───── Data records ─────

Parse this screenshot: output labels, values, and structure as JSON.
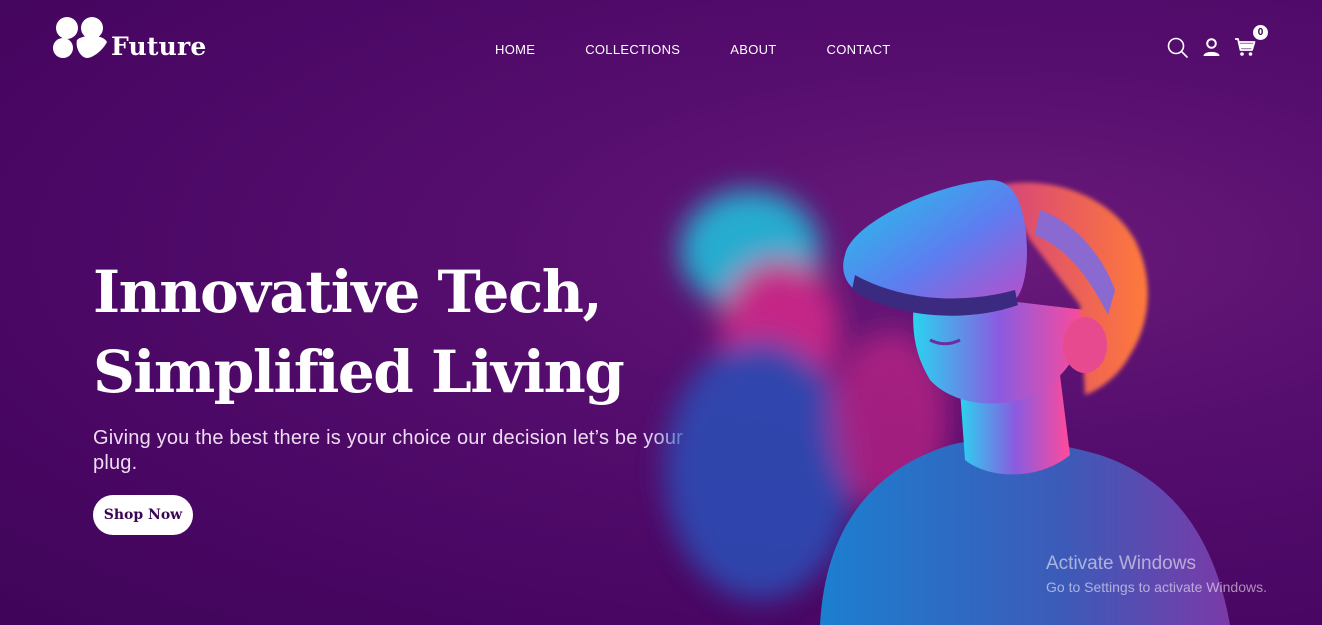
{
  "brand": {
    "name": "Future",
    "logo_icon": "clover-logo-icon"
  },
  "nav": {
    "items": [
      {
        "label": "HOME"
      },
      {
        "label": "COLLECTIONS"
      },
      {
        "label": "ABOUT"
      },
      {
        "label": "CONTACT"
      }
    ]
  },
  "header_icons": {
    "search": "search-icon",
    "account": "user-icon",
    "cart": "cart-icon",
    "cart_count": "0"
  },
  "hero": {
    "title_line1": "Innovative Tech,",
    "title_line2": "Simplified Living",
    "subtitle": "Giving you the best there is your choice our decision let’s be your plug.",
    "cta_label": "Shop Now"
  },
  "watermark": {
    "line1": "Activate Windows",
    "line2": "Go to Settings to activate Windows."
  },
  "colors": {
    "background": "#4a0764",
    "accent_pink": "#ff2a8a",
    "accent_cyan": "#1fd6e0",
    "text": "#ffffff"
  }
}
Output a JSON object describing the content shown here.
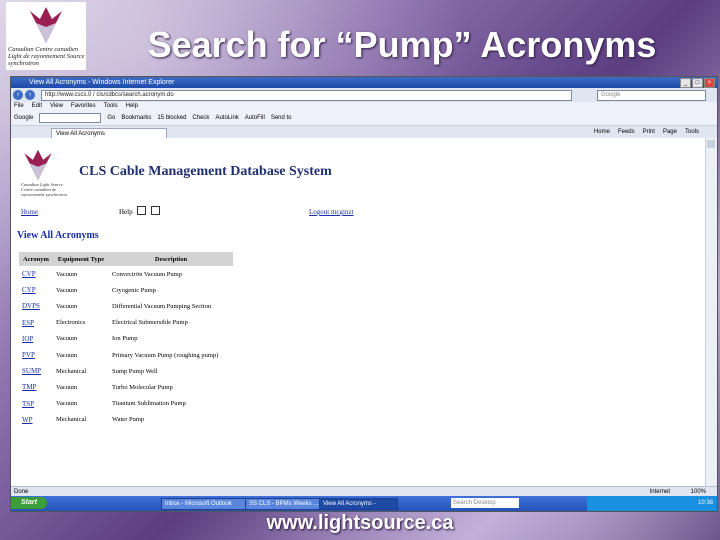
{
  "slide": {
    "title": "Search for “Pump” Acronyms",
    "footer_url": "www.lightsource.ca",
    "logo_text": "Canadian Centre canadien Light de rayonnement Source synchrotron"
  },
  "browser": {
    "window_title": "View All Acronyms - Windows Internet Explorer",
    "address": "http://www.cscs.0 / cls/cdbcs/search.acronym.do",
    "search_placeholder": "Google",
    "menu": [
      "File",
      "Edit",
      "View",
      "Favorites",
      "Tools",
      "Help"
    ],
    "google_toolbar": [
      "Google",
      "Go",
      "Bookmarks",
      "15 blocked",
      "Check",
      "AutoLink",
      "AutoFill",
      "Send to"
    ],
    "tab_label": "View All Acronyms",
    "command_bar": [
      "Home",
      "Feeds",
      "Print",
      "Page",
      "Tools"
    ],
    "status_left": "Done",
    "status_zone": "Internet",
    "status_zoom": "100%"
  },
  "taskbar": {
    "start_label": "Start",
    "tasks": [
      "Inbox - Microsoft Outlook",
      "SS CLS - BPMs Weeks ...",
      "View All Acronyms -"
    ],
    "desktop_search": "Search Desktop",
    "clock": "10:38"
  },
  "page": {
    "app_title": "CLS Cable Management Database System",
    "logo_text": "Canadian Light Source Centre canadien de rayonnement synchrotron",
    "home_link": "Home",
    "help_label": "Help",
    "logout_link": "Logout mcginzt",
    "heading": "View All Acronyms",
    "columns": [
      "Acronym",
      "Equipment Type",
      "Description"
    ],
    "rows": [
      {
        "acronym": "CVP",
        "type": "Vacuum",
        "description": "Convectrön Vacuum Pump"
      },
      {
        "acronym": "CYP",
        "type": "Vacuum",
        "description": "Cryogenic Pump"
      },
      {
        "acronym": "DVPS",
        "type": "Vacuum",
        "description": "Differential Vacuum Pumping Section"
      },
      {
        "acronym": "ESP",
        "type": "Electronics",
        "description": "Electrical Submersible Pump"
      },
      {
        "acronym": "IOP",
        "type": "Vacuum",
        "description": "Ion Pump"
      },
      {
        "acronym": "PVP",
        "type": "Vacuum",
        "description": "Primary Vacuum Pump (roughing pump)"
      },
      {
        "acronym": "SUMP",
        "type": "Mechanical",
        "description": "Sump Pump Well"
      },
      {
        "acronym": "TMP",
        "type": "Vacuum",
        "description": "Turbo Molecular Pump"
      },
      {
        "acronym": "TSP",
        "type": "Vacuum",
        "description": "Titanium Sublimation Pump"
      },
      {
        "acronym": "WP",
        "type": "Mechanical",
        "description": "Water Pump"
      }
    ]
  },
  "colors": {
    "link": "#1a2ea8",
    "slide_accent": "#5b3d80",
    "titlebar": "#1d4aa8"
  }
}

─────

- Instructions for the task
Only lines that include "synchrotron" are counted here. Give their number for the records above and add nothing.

- Exercise result
2